hunt cooperatively, using mass "bubble nets" to herd and capture herring
and other fishes.  Among cats, cheetah sometimes form hunting groups of
two or three, usually a mother with yearling cubs or a set of males from
the same litter.

> but it must be remembered that while wolves *will* hunt caribou, deer, and 
> moose, their main diet consists mostly of small rodents, primarily mice. 

This isn't correct; where wolves live, there also large prey lives, and
the large prey is usually the wolves' primary prey.  They eat a lot of
hare-size animals too, but mice aren't big enough to sustain wolves for
long.

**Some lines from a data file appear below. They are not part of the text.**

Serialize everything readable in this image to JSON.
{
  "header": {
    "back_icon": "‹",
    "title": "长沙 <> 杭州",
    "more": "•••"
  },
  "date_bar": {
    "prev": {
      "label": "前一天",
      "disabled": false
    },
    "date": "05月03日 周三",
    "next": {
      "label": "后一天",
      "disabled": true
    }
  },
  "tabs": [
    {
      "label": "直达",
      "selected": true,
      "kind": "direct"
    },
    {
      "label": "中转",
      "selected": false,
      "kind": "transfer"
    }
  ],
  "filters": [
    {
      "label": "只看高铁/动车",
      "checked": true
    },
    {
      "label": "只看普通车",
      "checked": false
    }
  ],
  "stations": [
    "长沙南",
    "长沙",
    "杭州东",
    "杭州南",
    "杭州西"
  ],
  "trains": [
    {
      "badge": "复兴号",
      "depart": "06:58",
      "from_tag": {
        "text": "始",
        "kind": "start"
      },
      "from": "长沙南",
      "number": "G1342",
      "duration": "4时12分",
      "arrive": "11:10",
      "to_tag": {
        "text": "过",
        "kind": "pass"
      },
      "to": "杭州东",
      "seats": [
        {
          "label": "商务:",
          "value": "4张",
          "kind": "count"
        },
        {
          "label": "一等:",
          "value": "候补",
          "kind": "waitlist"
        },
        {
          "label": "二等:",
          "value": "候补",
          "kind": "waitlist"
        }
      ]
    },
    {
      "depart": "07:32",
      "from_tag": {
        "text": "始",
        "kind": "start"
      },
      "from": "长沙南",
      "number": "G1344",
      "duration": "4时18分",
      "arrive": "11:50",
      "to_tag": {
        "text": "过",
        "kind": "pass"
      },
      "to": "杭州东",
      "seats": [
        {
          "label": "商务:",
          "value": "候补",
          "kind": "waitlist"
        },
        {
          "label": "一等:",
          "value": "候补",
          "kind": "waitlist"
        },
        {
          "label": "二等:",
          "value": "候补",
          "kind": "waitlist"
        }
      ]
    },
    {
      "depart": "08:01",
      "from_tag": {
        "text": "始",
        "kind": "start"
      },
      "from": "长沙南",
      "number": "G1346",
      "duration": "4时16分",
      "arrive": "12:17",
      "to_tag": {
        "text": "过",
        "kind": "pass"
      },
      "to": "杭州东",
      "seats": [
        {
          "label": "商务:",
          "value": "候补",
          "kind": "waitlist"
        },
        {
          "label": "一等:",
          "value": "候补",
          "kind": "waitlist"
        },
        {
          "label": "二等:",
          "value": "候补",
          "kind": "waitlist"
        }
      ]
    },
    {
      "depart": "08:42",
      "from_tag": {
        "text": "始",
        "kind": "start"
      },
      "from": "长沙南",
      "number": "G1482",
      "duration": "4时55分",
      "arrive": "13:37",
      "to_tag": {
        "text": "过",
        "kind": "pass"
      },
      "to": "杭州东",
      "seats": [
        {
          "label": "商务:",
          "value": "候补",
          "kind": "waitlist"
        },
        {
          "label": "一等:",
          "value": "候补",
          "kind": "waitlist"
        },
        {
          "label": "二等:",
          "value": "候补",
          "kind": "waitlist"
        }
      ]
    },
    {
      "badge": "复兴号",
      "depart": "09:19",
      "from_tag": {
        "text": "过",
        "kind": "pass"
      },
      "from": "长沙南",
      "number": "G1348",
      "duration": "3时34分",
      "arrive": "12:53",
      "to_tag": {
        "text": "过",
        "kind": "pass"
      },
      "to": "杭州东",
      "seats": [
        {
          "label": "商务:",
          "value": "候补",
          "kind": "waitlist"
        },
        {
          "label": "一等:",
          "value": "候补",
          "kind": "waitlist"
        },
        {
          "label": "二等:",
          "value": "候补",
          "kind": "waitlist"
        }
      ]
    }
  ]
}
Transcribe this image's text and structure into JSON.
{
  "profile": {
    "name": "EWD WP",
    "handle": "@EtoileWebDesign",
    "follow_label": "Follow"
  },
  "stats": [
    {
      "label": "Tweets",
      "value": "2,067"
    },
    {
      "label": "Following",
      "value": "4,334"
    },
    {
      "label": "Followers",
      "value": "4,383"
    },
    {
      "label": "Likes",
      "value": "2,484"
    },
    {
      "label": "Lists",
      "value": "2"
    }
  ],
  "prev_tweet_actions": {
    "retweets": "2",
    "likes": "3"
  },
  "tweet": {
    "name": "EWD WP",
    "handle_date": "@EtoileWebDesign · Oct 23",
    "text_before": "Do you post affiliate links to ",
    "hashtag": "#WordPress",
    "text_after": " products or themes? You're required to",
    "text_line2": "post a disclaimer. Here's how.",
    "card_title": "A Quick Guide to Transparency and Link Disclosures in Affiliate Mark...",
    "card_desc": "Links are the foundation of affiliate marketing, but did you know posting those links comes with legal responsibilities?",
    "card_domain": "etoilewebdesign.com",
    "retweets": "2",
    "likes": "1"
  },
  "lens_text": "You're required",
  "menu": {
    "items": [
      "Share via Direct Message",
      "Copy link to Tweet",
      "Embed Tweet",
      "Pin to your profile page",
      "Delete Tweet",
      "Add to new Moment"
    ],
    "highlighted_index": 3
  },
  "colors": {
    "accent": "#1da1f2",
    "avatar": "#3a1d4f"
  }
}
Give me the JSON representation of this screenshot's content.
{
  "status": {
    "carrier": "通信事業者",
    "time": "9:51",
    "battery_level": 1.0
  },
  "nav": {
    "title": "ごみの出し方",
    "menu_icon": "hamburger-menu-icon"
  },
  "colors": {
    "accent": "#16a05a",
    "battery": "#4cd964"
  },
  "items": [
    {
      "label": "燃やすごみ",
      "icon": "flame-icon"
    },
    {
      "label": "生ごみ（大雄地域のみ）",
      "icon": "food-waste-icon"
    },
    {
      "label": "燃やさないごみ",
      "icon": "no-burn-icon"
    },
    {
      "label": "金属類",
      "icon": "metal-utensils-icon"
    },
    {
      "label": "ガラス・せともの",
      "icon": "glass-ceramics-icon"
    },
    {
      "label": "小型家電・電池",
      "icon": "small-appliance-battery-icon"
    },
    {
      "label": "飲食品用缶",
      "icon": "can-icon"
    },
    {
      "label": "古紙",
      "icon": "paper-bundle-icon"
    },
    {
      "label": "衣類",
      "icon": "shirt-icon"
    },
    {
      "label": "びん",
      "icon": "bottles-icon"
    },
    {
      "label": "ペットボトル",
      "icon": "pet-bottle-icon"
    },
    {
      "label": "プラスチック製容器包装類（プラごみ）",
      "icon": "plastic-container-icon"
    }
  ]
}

The only thing I've ever seen that suggested that wolves eat
primarily mice-size prey is Farley Mowat, and Farley Mowat's book was
written as propaganda, not fact.  All the serious studies like Murie's
THE WOLVES OF MOUNT MCKINLEY strongly indicate that wolves, like lions,
get maximum return for minimum energy output (which is the whole point
of hunting) by going after large prey in packs.  Except under rare
circumstances, when a dog-size animal hunts a moose-size animal,
co-operation is the only way to go.  Which implies that either
dromaeosaurs did hunt in packs, or their primary prey was no larger than
they were.

> The cold hard reality
> from observation of extant species is that the ability to hunt
> cooperatively is strictly a mammalian one -- and rare even then -- and that
> the bird or crocodilian brain (and thus through inference the dinosaur
> brain) is incapable of the higher functions necessary to perform this task.

Well said.

-- JSW